"Any person who, after repurchasing any goods in respect of which he has made a declaration under the proviso to sub-section (3) of S. 3, fails without reasonable excuse to make use of the goods for the declared purpose; shall.....................be liable to a fine....................."
It appears to us that the section of the Madras General Sales Tax Act which corresponds directly to S. 10(d) of the Central Sales Tax Act is S. 45(2)(e) extracted above. There is a provision for levy of penalty in lieu of prosecution for offences under S. 45(2)(e), and this provision is in S. 23 of the Madras General Sales Tax Act, which reads:
"If any person, purchasing goods is guilty of an offence under clause (e) of sub-section (2) of S. 45, the assessing authority, may, after giving him a reasonable opportunity of being heard, by order in writing impose upon him by way of penalty a sum not exceeding one and a half times the tax payable on the turnover relating to the sale of such goods at a rate which is equal to the rate which is equal to the rate prescribed in the First Schedule less one per cent:
Provided that no persecution for an offence under S. 45 shall be instituted in respect of the same facts on which a penalty has been imposed under this section".
It is, therefore, clear that the analogous provisions to S. 10(d) and S. 10-A of the Central Sales Tax Act in the Madras General Sales Tax Act are S. 23 of penalty in this case for the purpose of appeal, should be viewed as one under S. 23 of the Madras General Sales Tax Act, 1959. Section 31 of that Act gives a right of appeal to a person aggrieved by an order under S. 23. Therefore, in our opinion, the levy of penalty in this case is an appealable order. We, therefore, overrule the objection of the learned Government Pleader, as to the maintainability of the appeal.
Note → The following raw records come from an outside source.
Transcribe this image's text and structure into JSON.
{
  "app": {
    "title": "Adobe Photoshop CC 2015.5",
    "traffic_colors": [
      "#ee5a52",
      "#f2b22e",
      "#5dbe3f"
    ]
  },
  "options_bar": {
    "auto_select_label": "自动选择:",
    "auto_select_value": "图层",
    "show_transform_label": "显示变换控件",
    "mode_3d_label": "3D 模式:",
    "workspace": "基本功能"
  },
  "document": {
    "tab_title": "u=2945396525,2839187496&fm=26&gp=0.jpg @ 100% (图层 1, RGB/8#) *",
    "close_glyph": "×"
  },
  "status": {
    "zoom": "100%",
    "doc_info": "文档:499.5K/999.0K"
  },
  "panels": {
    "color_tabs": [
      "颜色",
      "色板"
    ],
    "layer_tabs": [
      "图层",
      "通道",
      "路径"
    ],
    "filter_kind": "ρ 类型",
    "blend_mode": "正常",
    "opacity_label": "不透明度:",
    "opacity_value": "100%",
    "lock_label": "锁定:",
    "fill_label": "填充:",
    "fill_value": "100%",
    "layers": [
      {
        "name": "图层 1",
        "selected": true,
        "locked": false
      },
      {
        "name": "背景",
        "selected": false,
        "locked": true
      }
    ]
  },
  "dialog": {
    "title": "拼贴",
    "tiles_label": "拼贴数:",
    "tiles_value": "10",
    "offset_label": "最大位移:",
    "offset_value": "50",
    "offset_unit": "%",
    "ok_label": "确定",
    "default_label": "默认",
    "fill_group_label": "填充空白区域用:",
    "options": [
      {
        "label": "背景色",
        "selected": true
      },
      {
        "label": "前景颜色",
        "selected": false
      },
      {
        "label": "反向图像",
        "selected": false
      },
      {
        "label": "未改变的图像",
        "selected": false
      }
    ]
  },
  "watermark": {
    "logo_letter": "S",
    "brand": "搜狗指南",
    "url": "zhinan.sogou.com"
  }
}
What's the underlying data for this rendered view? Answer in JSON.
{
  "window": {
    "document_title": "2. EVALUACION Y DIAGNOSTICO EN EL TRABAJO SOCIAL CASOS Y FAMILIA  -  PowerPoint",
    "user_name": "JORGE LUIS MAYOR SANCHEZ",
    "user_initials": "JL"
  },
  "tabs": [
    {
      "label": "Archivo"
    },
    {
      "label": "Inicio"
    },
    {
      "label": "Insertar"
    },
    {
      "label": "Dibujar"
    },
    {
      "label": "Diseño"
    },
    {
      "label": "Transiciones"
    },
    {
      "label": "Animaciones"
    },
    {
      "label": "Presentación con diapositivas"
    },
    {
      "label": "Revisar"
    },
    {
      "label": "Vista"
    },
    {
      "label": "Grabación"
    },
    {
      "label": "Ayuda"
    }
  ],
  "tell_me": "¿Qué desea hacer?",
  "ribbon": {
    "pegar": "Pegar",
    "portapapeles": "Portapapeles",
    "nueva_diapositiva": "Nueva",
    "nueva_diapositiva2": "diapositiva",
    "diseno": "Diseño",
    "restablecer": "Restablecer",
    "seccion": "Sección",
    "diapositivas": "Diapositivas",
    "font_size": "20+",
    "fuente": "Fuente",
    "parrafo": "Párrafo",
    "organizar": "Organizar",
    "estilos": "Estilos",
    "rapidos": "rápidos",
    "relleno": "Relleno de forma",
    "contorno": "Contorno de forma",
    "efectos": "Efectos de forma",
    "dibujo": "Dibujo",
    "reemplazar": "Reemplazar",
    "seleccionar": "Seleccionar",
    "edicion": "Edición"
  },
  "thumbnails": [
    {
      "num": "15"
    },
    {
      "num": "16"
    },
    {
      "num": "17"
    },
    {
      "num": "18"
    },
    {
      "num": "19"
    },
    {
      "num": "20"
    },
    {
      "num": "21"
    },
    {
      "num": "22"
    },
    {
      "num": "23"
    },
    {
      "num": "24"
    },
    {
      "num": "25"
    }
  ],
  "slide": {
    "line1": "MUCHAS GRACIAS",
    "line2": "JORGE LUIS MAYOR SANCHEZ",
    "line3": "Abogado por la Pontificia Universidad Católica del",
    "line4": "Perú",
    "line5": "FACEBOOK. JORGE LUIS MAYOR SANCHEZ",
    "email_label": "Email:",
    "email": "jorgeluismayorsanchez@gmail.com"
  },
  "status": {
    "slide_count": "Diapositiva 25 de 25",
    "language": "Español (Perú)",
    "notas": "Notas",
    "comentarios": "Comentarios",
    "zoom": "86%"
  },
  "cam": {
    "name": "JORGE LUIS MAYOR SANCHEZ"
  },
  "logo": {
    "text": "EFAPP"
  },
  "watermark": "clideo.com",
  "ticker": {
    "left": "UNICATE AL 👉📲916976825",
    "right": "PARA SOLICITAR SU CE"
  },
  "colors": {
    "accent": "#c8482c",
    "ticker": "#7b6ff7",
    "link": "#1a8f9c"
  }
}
The revision cases are, therefore, allowed, but, in the circumstances of the case, there will be no order as to costs.
(4) Petition allowed.